My Mortgage Forbearance Ended. Now What?
May 8, 2023
The Coronavirus Aid, Relief, and Economic Security (CARES) Act provided $2 trillion in federal funds to help Americans through the pandemic when the country faced lockdowns, and people’s income paused.
Part of that act also allowed homeowners behind on mortgages to pause their monthly payments to weather the transition. Some private mortgage lenders also participated in the program.
The extensions granted from the CARES Act were for 18 months, meaning most of them have expired or will soon, and for many, there are up to 18 months of back payments to be repaid. The question is: What happens when the extension ends? Depending on the lender and the borrower’s financial situation, various options exist.
If you’re a homeowner in or around San Francisco or San Mateo, California, whose forbearance period has ended and you’re struggling to catch up and wondering what your options are, contact the attorneys at the EH Law Group.
You may need to consider ways to get rid of other debts that make paying your mortgage challenging. We can advise you of your options under bankruptcy protection. From our offices in San Francisco and San Mateo, California, we proudly serve clients in all surrounding areas, including Santa Clara County, Oakland, Daly City, and throughout South San Francisco.
Understanding Mortgage Forbearance
The CARES Act provided relief during the Covid-19 pandemic for homeowners to pause their mortgage payments if their loans were backed by federal programs, including the FHA, VA, Fannie Mae, Freddie Mac, the USDA, and the like.
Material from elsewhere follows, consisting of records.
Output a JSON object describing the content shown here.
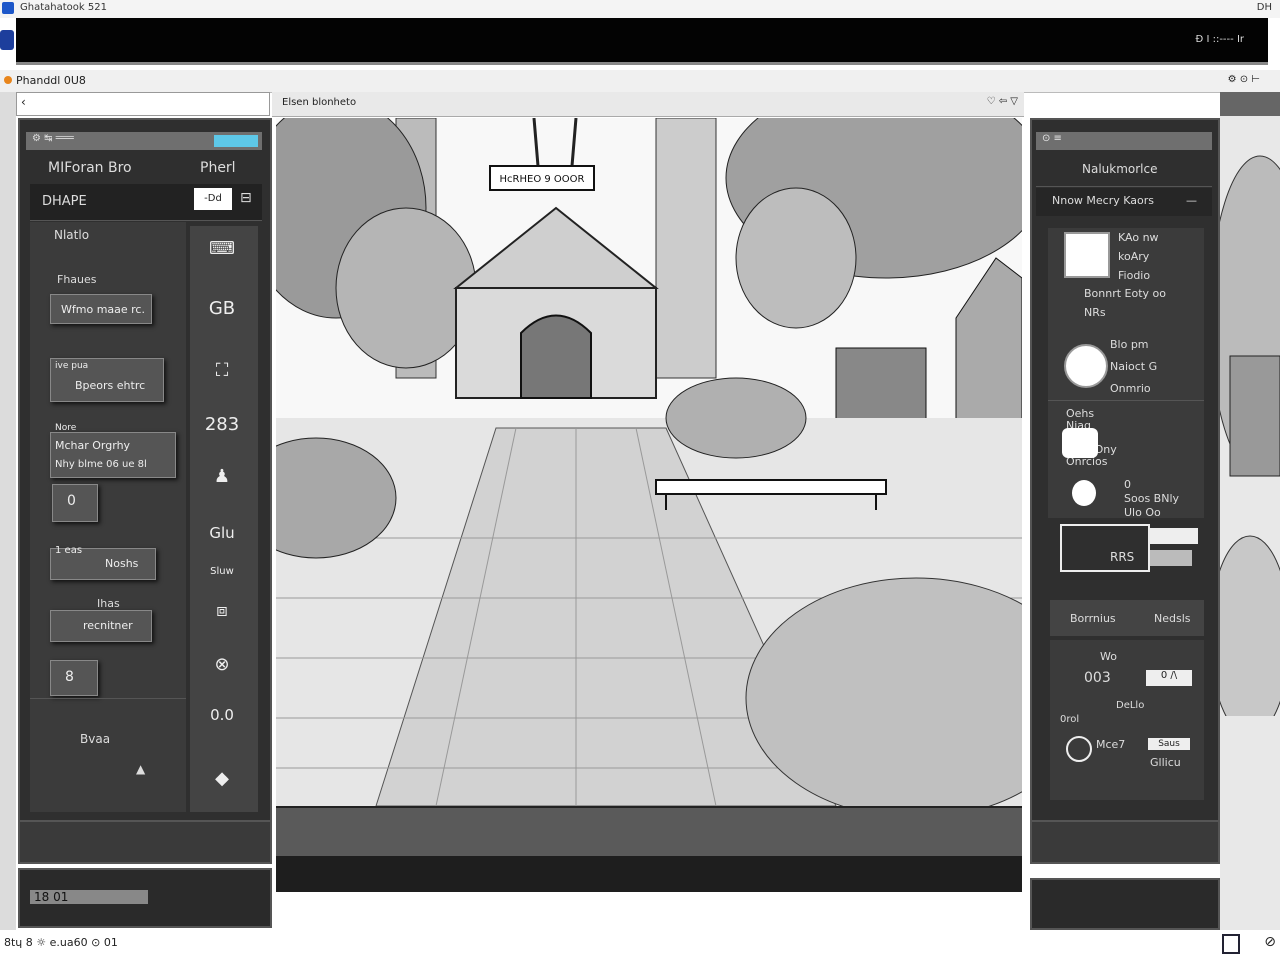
{
  "os": {
    "title": "Ghatahatook 521",
    "right": "DH"
  },
  "topbar": {
    "right_text": "Ð I ::---- Ir"
  },
  "app": {
    "title": "Phanddl 0U8"
  },
  "doc": {
    "tab_label": "Elsen blonheto"
  },
  "left_panel": {
    "header_left": "MIForan Bro",
    "header_right": "Pherl",
    "row_label": "DHAPE",
    "row_field": "-Dd",
    "section_label": "Nlatlo",
    "cards": [
      {
        "small": "Fhaues",
        "main": "Wfmo maae rc."
      },
      {
        "small": "ive  pua",
        "main": "Bpeors ehtrc"
      },
      {
        "small": "Nore",
        "line1": "Mchar Orgrhy",
        "line2": "Nhy blme 06 ue 8l"
      },
      {
        "small": "0",
        "main": ""
      },
      {
        "small": "1 eas",
        "main": "Noshs"
      },
      {
        "small": "Ihas",
        "main": "recnitner"
      },
      {
        "small": "8",
        "main": ""
      }
    ],
    "bottom_label": "Bvaa",
    "tools": [
      "⌨",
      "GB",
      "⛶",
      "283",
      "♟",
      "Glu",
      "Sluw",
      "⧈",
      "⊗",
      "0.0",
      "◆"
    ],
    "footer_text": "18 01"
  },
  "right_panel": {
    "header": "Nalukmorlce",
    "subheader": "Nnow Mecry Kaors",
    "items": [
      {
        "label": "KAo nw\nkoAry\nFiodio"
      },
      {
        "label": "Bonnrt Eoty oo\nNRs"
      },
      {
        "label": "Blo pm\nNaioct G\nOnmrio"
      },
      {
        "label": "Oehs\nNiag\nOurol\nYTeo Ony\nOnrcios"
      },
      {
        "label": "0\nSoos  BNly\nUlo  Oo"
      },
      {
        "label": "RRS"
      }
    ],
    "tab_left": "Borrnius",
    "tab_right": "Nedsls",
    "lower": [
      "Wo",
      "003",
      "0 /\\",
      "DeLlo",
      "0rol",
      "Mce7",
      "Saus",
      "Gllicu"
    ]
  },
  "status": {
    "left": "8tɥ 8 ☼ e.ua60 ⊙ 01"
  },
  "canvas": {
    "sign": "HcRHEO 9 OOOR"
  }
}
Taking advantage of the program was not without its risks and consequences.
One consequence, according to the credit reporting agency Experian, is that those who took advantage of the payment pause saw up to a 100-point drop in their credit score. This makes it harder to get loans or credit going forward. The main consequence, of course, is that the paused payments have to be repaid.
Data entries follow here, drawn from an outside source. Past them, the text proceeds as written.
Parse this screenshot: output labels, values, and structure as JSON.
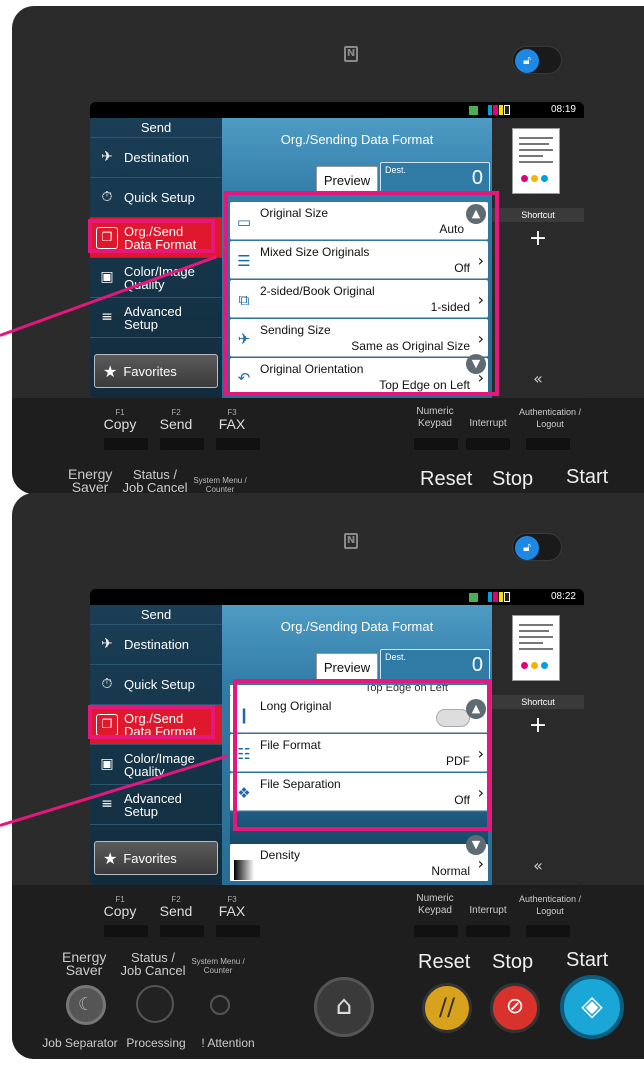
{
  "top_panel": {
    "status_time": "08:19",
    "left_menu": {
      "title": "Send",
      "items": [
        {
          "label": "Destination",
          "icon": "destination-icon"
        },
        {
          "label": "Quick Setup",
          "icon": "quick-setup-icon"
        },
        {
          "label": "Org./Send\nData Format",
          "icon": "org-send-icon",
          "active": true
        },
        {
          "label": "Color/Image\nQuality",
          "icon": "color-image-icon"
        },
        {
          "label": "Advanced\nSetup",
          "icon": "advanced-setup-icon"
        }
      ],
      "favorites": "Favorites"
    },
    "center": {
      "title": "Org./Sending Data Format",
      "preview": "Preview",
      "dest_label": "Dest.",
      "dest_count": "0",
      "rows": [
        {
          "label": "Original Size",
          "value": "Auto"
        },
        {
          "label": "Mixed Size Originals",
          "value": "Off"
        },
        {
          "label": "2-sided/Book Original",
          "value": "1-sided"
        },
        {
          "label": "Sending Size",
          "value": "Same as Original Size"
        },
        {
          "label": "Original Orientation",
          "value": "Top Edge on Left"
        }
      ]
    },
    "right": {
      "shortcut": "Shortcut",
      "add": "+",
      "collapse": "«"
    }
  },
  "bottom_panel": {
    "status_time": "08:22",
    "left_menu": {
      "title": "Send",
      "items": [
        {
          "label": "Destination"
        },
        {
          "label": "Quick Setup"
        },
        {
          "label": "Org./Send\nData Format",
          "active": true
        },
        {
          "label": "Color/Image\nQuality"
        },
        {
          "label": "Advanced\nSetup"
        }
      ],
      "favorites": "Favorites"
    },
    "center": {
      "title": "Org./Sending Data Format",
      "preview": "Preview",
      "dest_label": "Dest.",
      "dest_count": "0",
      "partial_top": "Top Edge on Left",
      "rows": [
        {
          "label": "Long Original",
          "value": ""
        },
        {
          "label": "File Format",
          "value": "PDF"
        },
        {
          "label": "File Separation",
          "value": "Off"
        }
      ],
      "density_label": "Density",
      "density_value": "Normal"
    },
    "right": {
      "shortcut": "Shortcut",
      "add": "+",
      "collapse": "«"
    }
  },
  "hardware": {
    "f1": "F1",
    "f1_label": "Copy",
    "f2": "F2",
    "f2_label": "Send",
    "f3": "F3",
    "f3_label": "FAX",
    "numeric_keypad": "Numeric\nKeypad",
    "interrupt": "Interrupt",
    "auth_logout": "Authentication /\nLogout",
    "energy_saver": "Energy\nSaver",
    "status_job_cancel": "Status /\nJob Cancel",
    "system_menu": "System Menu /\nCounter",
    "reset": "Reset",
    "stop": "Stop",
    "start": "Start",
    "job_separator": "Job Separator",
    "processing": "Processing",
    "attention": "! Attention"
  },
  "colors": {
    "callout": "#e5177c",
    "active_menu": "#e0182d",
    "start_button": "#1aa6d6",
    "stop_button": "#d8322c",
    "reset_button": "#d9a21c"
  }
}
My Options Now That Forbearance Has Ended
Forbearance, of course, doesn’t mean the payments are forgiven. You will have to repay what was paused during the pandemic.
Your options for repaying what was paused should have been explained to you when you took advantage of the program. Some lenders may have asked for a lump-sum payment once the forbearance period ends, but others had a steady repayment plan to cover the lapsed payments. Under a repayment plan, you resume normal monthly mortgage payments plus extra to make up for what was missed.
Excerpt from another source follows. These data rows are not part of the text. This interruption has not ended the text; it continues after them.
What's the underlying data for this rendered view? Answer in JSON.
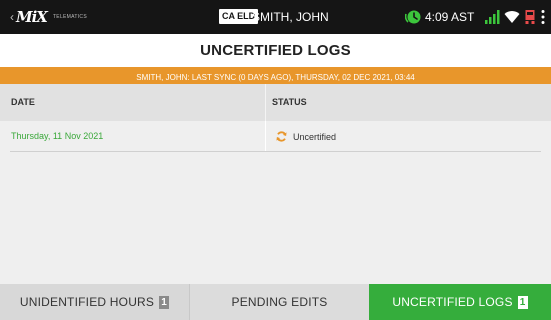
{
  "status_bar": {
    "logo_back": "‹",
    "logo_text": "MiX",
    "logo_subtext": "TELEMATICS",
    "eld_badge": "CA ELD",
    "driver_name": "SMITH, JOHN",
    "time": "4:09 AST",
    "icons": [
      "clock-icon",
      "signal-icon",
      "wifi-icon",
      "truck-icon",
      "more-menu-icon"
    ],
    "colors": {
      "clock": "#3cc63c",
      "signal": "#3cc63c",
      "wifi": "#ffffff",
      "truck": "#e84a4a"
    }
  },
  "page": {
    "title": "UNCERTIFIED LOGS"
  },
  "sync_banner": {
    "text": "SMITH, JOHN: LAST SYNC (0 DAYS AGO), THURSDAY, 02 DEC 2021, 03:44",
    "color": "#e8962b"
  },
  "table": {
    "headers": {
      "date": "DATE",
      "status": "STATUS"
    },
    "rows": [
      {
        "date": "Thursday, 11 Nov 2021",
        "status": "Uncertified",
        "status_icon": "sync-icon"
      }
    ]
  },
  "tabs": [
    {
      "label": "UNIDENTIFIED HOURS",
      "count": "1",
      "active": false
    },
    {
      "label": "PENDING EDITS",
      "count": "",
      "active": false
    },
    {
      "label": "UNCERTIFIED LOGS",
      "count": "1",
      "active": true
    }
  ],
  "accent_colors": {
    "active_tab": "#35ad3c",
    "date_text": "#3aa83a",
    "sync_icon": "#e8962b"
  }
}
You can also work with your lender to get a deferral, by which you resume the monthly payment you owed before forbearance, while the amount due from the paused period is simply added to the end of your loan. This, of course, means the loan will take longer to repay.
You can also consider a loan modification, essentially a refinancing of everything that’s owed – principal and paused payments. In light of rising interest rates to combat inflation, however, this can be a costly proposition.
Your original loan may have been in the low single digits, but now average rates have almost doubled from the golden years of a loose money supply. You may be able to stretch out the repayment period to keep the monthly amount affordable, however.
You also can sell your house if you simply cannot meet the monthly obligation once the repayment part is added on. This, of course, means you’ll have to leave your home and find somewhere else to live, not a pleasant prospect, but it may be better than having your home foreclosed and seeing your credit score take a huge hit.
New Rule to Help Avoid Foreclosure
The Consumer Financial Protection Bureau (CFPB) has issued a rule to help struggling homeowners avoid foreclosure. The rule requires lenders to follow three steps before proceeding with a foreclosure:
The first step is that the loan servicer must review a loss mitigation application submitted by the borrower. The application shows the borrower’s financial and household information.
The second step is that the loan servicer must follow state and local laws to verify if the home has been abandoned before going forward with a foreclosure.
The third step requires the lender to make a diligent effort to contact the homeowner before proceeding to foreclose. Foreclosure is permitted if the borrower is at least four months behind in their payments and has been unreachable for more than 90 days.
There is also the option of reducing your unsecured debt through a bankruptcy filing, which might clear up enough cash to continue to make your mortgage payment. A Chapter 13 filing, for instance, allows you to pay off your unsecured creditors over a three- to five-year period with your disposable income – what’s left after meeting all your living expenses, including your home and car. This means your unsecured debt load will go down to only what’s affordable.
Contact EH Law Group for Support
If you have questions or concerns about your mortgage now that forbearance has ended, or is ending, contact us at the EH Law Group. Our team has the resources, knowledge, and skill to direct you toward the correct path. We have offices in San Francisco and San Mateo to serve clients in all surrounding communities of California.